(Dataset rows describing interfaces)
********
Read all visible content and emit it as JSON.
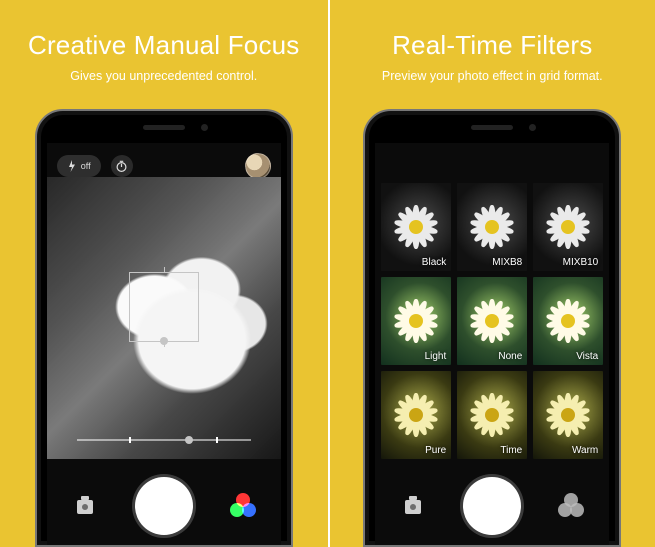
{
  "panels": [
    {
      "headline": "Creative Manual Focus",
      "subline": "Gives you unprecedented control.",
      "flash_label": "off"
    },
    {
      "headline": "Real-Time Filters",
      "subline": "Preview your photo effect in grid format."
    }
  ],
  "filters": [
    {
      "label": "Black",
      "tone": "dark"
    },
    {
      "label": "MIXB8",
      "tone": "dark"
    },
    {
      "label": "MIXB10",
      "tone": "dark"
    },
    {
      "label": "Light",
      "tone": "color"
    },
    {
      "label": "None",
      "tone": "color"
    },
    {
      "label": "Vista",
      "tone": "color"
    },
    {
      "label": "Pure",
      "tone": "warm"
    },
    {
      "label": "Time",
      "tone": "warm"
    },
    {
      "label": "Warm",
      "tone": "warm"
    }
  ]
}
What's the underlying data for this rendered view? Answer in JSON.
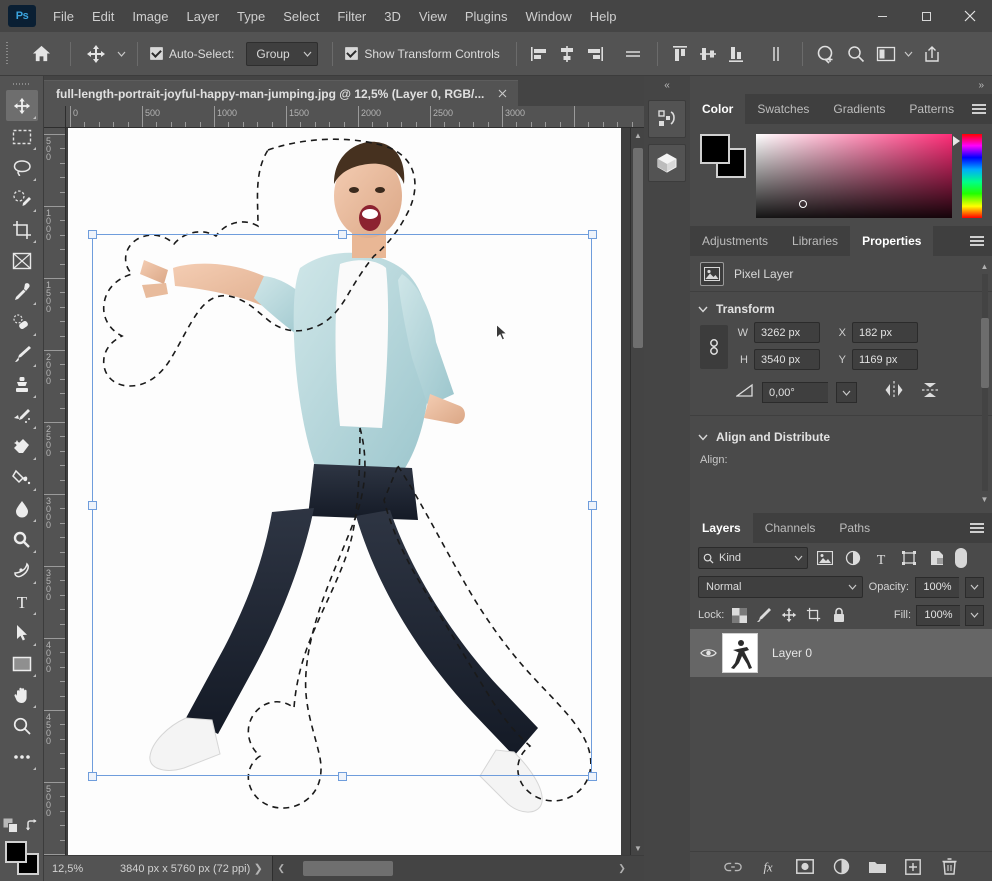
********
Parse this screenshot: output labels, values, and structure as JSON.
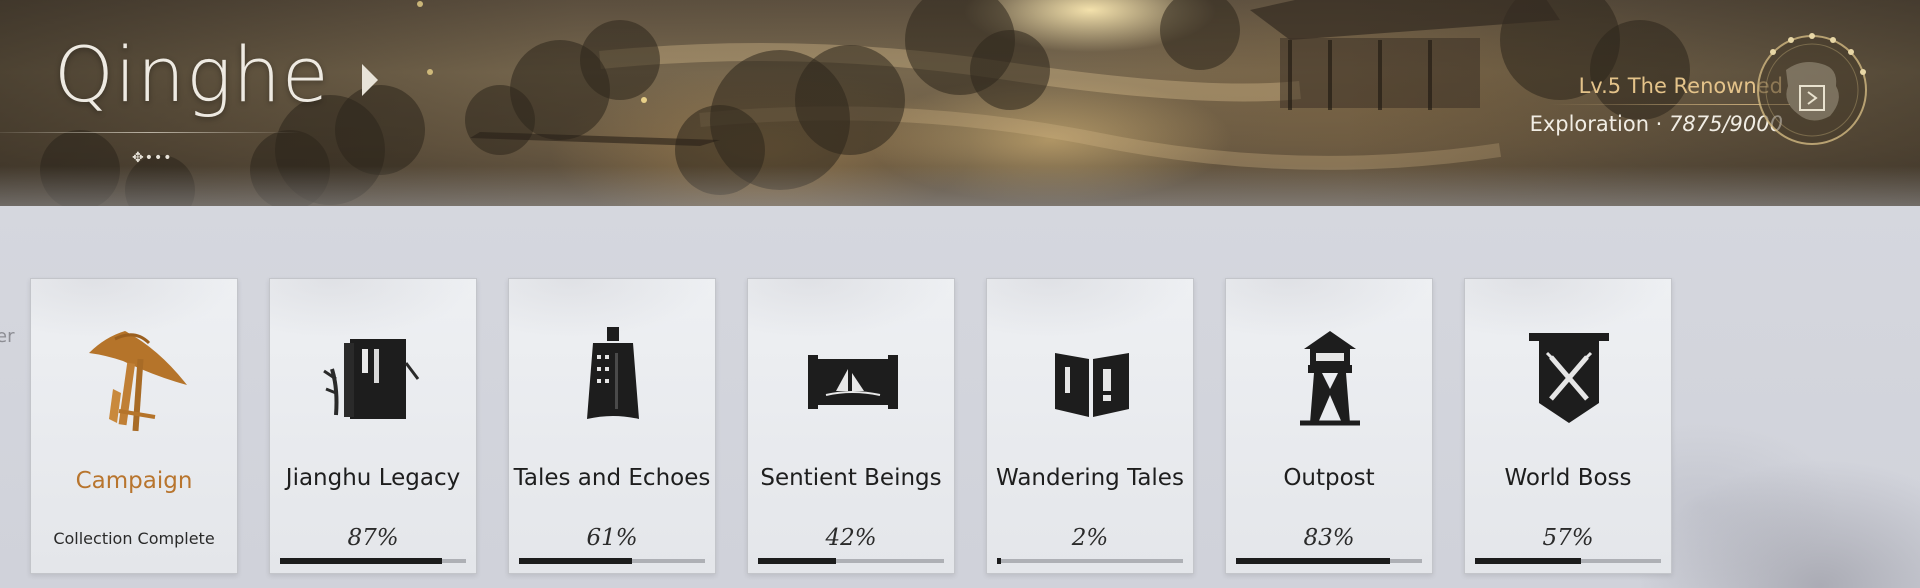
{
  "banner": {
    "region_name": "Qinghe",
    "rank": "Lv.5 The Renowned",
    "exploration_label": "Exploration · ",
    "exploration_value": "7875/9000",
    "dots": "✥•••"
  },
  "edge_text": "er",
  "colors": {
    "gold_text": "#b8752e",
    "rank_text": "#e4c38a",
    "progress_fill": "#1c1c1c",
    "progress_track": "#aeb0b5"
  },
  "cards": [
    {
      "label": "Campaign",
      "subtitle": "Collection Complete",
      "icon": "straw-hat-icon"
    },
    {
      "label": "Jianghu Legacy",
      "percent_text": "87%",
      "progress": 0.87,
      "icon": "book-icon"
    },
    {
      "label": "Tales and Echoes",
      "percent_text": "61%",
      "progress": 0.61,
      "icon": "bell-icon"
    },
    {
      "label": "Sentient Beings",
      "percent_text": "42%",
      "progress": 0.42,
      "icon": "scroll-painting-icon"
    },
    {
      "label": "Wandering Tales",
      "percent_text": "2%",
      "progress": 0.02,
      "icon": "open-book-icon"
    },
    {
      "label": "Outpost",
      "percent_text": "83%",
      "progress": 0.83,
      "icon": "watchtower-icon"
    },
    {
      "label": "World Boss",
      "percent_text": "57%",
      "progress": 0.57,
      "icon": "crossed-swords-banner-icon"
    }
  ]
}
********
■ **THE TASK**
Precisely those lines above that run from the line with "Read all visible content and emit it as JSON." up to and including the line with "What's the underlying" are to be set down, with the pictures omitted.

■ **EXPECTED ANSWER**
Read all visible content and emit it as JSON.
{
  "panels": [
    {
      "headline": "Creative Manual Focus",
      "subline": "Gives you unprecedented control.",
      "flash_label": "off"
    },
    {
      "headline": "Real-Time Filters",
      "subline": "Preview your photo effect in grid format."
    }
  ],
  "filters": [
    {
      "label": "Black",
      "tone": "dark"
    },
    {
      "label": "MIXB8",
      "tone": "dark"
    },
    {
      "label": "MIXB10",
      "tone": "dark"
    },
    {
      "label": "Light",
      "tone": "color"
    },
    {
      "label": "None",
      "tone": "color"
    },
    {
      "label": "Vista",
      "tone": "color"
    },
    {
      "label": "Pure",
      "tone": "warm"
    },
    {
      "label": "Time",
      "tone": "warm"
    },
    {
      "label": "Warm",
      "tone": "warm"
    }
  ]
}
What's the underlying data for this rendered view? Answer in JSON.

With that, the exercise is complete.